We see it in sports, every year.  Fans are a bit louder, wear the team colors a little more often, and we watch our teams more frequently…when they’re winning.  That’s when it’s easy to be a fan.

By the same token, when it’s our idea, or when our point of view sways a decision, or when we get our way at work…we feel like we win.  We feel good...because winning is attractive. 

Everyone wants to win.

However, winning usually doesn’t ‘just happen’.  Quite the opposite is true.  It takes hard work - planning, studying, practicing, sacrificing, and executing.  So many finite details must come together.  Individual performances have to be great, but they can’t overshadow or prevent the team from its collective winning effort. 

Consider the hard work, sacrifice, and commitment it takes to win…not that attractive, nor is it easy to do these things consistently.  It’s hard. 

Everyone wants to win, but not everyone has or does what it takes to win.

But we all have a story. 

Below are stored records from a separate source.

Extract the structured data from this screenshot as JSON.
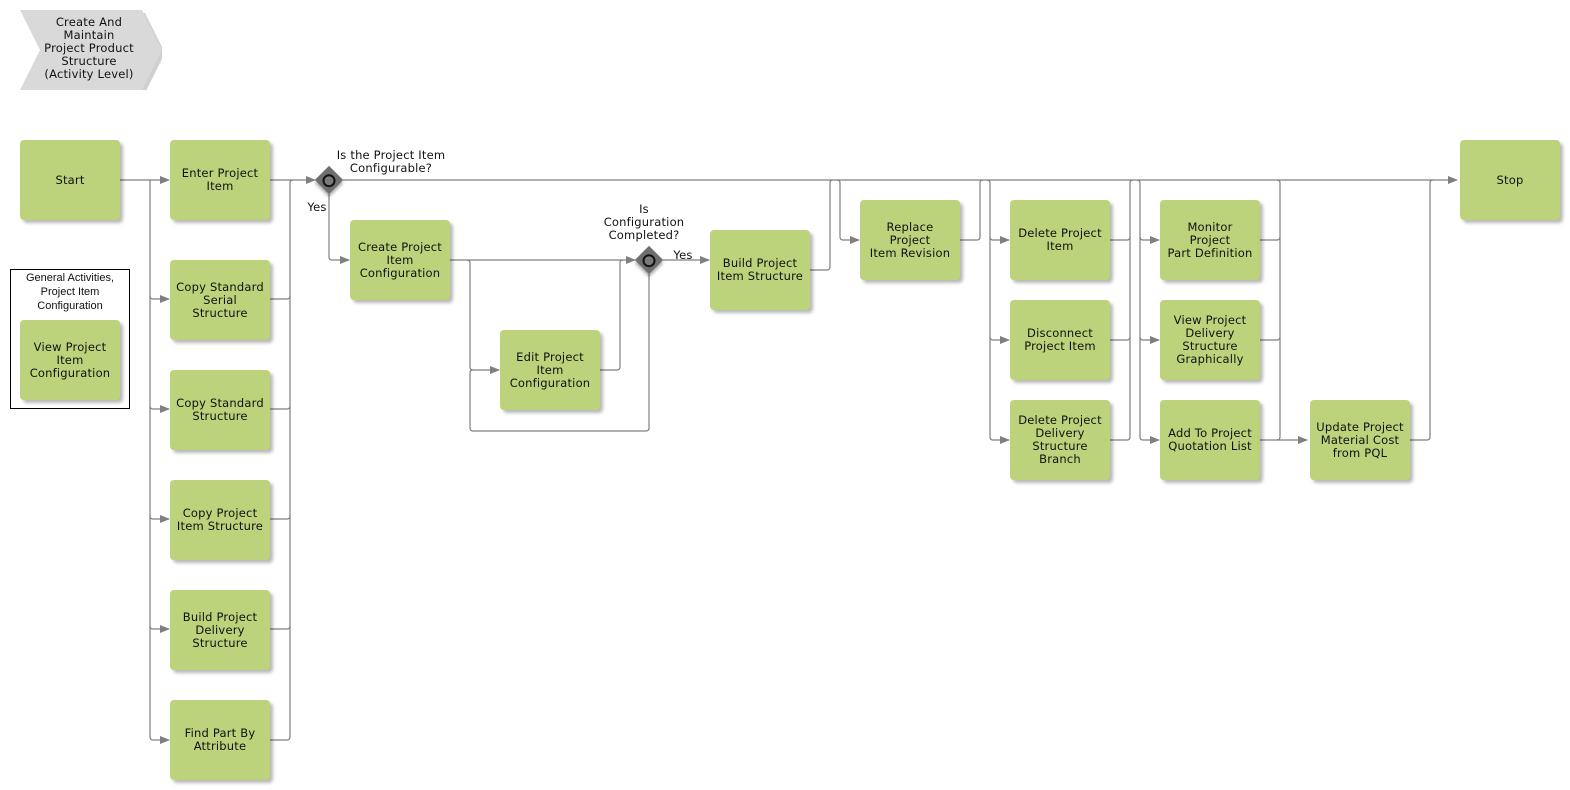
{
  "diagram": {
    "title": "Create And\nMaintain\nProject Product\nStructure\n(Activity Level)",
    "colors": {
      "activity_fill": "#bcd37c",
      "gateway_fill": "#6e6e6e",
      "connector": "#7f7f7f",
      "title_fill": "#d9d9d9"
    },
    "group": {
      "label": "General Activities,\nProject Item\nConfiguration",
      "activity": "View Project\nItem\nConfiguration"
    },
    "activities": {
      "start": "Start",
      "enter_project_item": "Enter Project\nItem",
      "copy_standard_serial_structure": "Copy Standard\nSerial Structure",
      "copy_standard_structure": "Copy Standard\nStructure",
      "copy_project_item_structure": "Copy Project\nItem Structure",
      "build_project_delivery_structure": "Build Project\nDelivery\nStructure",
      "find_part_by_attribute": "Find Part By\nAttribute",
      "create_project_item_configuration": "Create Project\nItem\nConfiguration",
      "edit_project_item_configuration": "Edit Project\nItem\nConfiguration",
      "build_project_item_structure": "Build Project\nItem Structure",
      "replace_project_item_revision": "Replace Project\nItem Revision",
      "delete_project_item": "Delete Project\nItem",
      "disconnect_project_item": "Disconnect\nProject Item",
      "delete_project_delivery_structure_branch": "Delete Project\nDelivery\nStructure\nBranch",
      "monitor_project_part_definition": "Monitor Project\nPart Definition",
      "view_project_delivery_structure_graphically": "View Project\nDelivery\nStructure\nGraphically",
      "add_to_project_quotation_list": "Add To Project\nQuotation List",
      "update_project_material_cost_from_pql": "Update Project\nMaterial Cost\nfrom PQL",
      "stop": "Stop"
    },
    "gateways": {
      "configurable": {
        "question": "Is the Project Item\nConfigurable?",
        "branch_label": "Yes"
      },
      "completed": {
        "question": "Is\nConfiguration\nCompleted?",
        "branch_label": "Yes"
      }
    }
  }
}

Every person on the planet not only has a story of where they’ve been, but also a story of ‘where they’re going’.  The more we learn about him or her, the more we learn about their stories – what inspires them, what motivates them, how they approach their daily routines, how they attack their goals…and why they do what they do…we get to know their true character.

A Quick Olympics Thread…

I’ve been obsessed with the Olympics since 1988, when the Summer Games in Seoul mesmerized me.  I had just turned nine years old, and at the time I played Soccer, Little League Baseball, and Basketball.  Though I was like most nine year old boys, an aspiring big-league athlete, the ‘competitive athletics’ component of the Olympics wasn’t what drew me in. 

Instead it was the stories of the athletes – how they grew up, where they trained, what inspired them, and how they had to overcome adversity – the true character of the athletes inspired me…and I couldn’t get enough.  Every four years, to this day, I’m fascinated with the Olympics, for the same reasons.

I watched as Gracie Gold crushed it on her routine in the team skating competition this morning.  I know absolutely nothing about ice skating (although in just the first two days of these Winter Games I’ve learned a new figure skating term, which I love – “…twizzle…”. Very fun.)  I just know that she nailed it.  Every jump was flawless, and she was so dialed in.  While I was impressed with her skating, I couldn’t help being inspired by her story.

The commentators told stories of her first time putting on skates at a birthday party as a child, and they spoke about her rise to the top of her sport in recent years with her performance at the national championships.   

I learned that she’s only 18-years old, but has moved all over, living in different cities.  She made quite the sacrifice, moving all the way to Los Angeles to train with notable figure skating coach, Frank Carroll.  That kind of commitment and hard work was definitely inspiring. 

After she skated, gracefully exited the ice, and awaited her score, I turned off the TV…and went to church without even finding out if she won.  That’s when I realized that it didn’t matter if Gracie Gold actually won or lost…I was still inspired by her story.

So is winning really the attraction?  Or could it be something else? 

We think we’ll be awesome and everyone will love us…we think we’ll be attractive if we win.  However, at the end of the day, winning isn’t nearly as attractive as our story.  As with any story, characters make or break the storyline, and ultimately how good the story is or isn’t.  And for all of us, it’s our very own character that makes or breaks our story.  It's also what might even make a positive impact in the lives of those around us, improving their story.

Instead of focusing on who wins, we should focus on who we’re becoming. 

People with true character are attractive, regardless of how many wins they have. 

That’s the underlying paradox.

Have a great day, and if this post makes it to Sochi, thanks to all of our Olympians representing the United StatesYou certainly make our story better...